Over the years, the trend of neighbourhood walking tours in Hong Kong has noticeably increased, with various options on the market. Prudence Lui accompanies Walk in Hong Kong's founder, Paul Chan, on a private tour to find out more about the cultural and historical side of Sham Shui Po district.
The three-hour walking tour set off from Sham Shui Po MTR station in the morning. As a local, I love going to Sham Shui Po to shop and dine, but my knowledge is confined to the Golden Computer Shopping Center and Apliu Street. This time, as I’m on a small private group tour with Chan and our retiree tour guide William Ip, I hope to learn more about the area both historically and culturally.
The itinerary was rather long, and covers Mei Ho House Museum (the first public housing in Hong Kong in 1950s), Jockey Club Creative Arts Centre (JCCAC; a former industrial building transformed into a hub of arts and creativity), Pei Ho Street and Tai Po Road junction, Kung Wo Soy Bean Product Shop, Apliu Street Market, and handcraft & lifestyle stores on Tai Nan Street.
What fascinated me the most was that the area is home to a tapestry of trade, ranging from pawn shops to umbrella repair, to toy shops and places selling audio equipment.
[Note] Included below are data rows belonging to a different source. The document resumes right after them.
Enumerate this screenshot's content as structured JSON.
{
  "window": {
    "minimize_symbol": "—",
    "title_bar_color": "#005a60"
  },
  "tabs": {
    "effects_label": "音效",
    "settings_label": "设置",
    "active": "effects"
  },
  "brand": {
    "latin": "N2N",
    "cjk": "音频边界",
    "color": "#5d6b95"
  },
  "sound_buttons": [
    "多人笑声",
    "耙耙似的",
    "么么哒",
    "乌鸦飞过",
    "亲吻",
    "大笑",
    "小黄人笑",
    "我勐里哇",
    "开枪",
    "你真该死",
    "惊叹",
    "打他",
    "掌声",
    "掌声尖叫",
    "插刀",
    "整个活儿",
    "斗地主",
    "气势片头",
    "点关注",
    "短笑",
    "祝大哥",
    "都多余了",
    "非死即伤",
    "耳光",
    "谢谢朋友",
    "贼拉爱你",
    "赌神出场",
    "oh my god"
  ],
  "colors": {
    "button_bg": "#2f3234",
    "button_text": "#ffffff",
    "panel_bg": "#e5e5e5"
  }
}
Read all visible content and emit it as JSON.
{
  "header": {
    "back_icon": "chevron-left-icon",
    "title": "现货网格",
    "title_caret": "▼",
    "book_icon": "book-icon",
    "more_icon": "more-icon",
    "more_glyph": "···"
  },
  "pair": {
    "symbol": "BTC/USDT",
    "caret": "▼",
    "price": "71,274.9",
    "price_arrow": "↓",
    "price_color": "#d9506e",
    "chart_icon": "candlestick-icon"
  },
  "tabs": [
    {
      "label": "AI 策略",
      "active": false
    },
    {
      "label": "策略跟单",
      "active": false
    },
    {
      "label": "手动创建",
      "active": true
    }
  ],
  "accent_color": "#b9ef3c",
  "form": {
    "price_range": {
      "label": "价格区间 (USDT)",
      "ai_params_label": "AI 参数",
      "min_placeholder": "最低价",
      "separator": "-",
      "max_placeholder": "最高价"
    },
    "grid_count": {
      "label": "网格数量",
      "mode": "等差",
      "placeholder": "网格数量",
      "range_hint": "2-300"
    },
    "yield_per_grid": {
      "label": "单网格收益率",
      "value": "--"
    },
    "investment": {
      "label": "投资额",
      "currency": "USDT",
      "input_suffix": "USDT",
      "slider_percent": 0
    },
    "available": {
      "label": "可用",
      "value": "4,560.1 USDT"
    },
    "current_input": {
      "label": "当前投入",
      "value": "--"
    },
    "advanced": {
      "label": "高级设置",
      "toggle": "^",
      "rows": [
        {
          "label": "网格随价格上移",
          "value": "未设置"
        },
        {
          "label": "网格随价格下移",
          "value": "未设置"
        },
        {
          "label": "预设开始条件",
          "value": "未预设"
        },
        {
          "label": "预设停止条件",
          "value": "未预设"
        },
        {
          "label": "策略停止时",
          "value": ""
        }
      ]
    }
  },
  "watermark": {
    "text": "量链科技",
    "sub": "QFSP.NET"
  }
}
During my tour, I also had the opportunity to interact with an artist in JCCAC, and I was looking forward to meeting Snake Queen Chow. But she wasn’t around when we traipsed through the Shia Wong Hip Snake Soup store. The staff were kind enough to allow us a peep, where we saw live snakes in cages as well as bottles of snake wine. I hope to revisit next time, as the tour guarantees guests an unforgettable experience to take a photo with the shop’s pet snake Kitty.
Our final stop surprised me, as the shops and building in Sham Shui Po have received a facelift courtesy of HKwalls graffiti; a Hong Kong-based street art group that invited a group of local and international graffiti artists to leave their mark.
Private tours are available upon request, and this allows for more insightful knowledge and interaction.
Prices start from HK$1,800 (US$230), and a minimum of two pax are needed. Maximum group sizes stand at 18. If there’s a bigger corporate group, for example up to 200 pax, the company can arrange for multiple guides to be present.
It is also better to do the tour in the morning, when the areas are less busy and crowded. Also, it is better to walk the city during autumn or winter, as it is not too hot or rainy.
There is no better way to explore the city than on foot, to soak in the ambience and rub shoulders with the locals. My knowledgeable local tour guide made a huge difference as he could easily respond to my burning questions.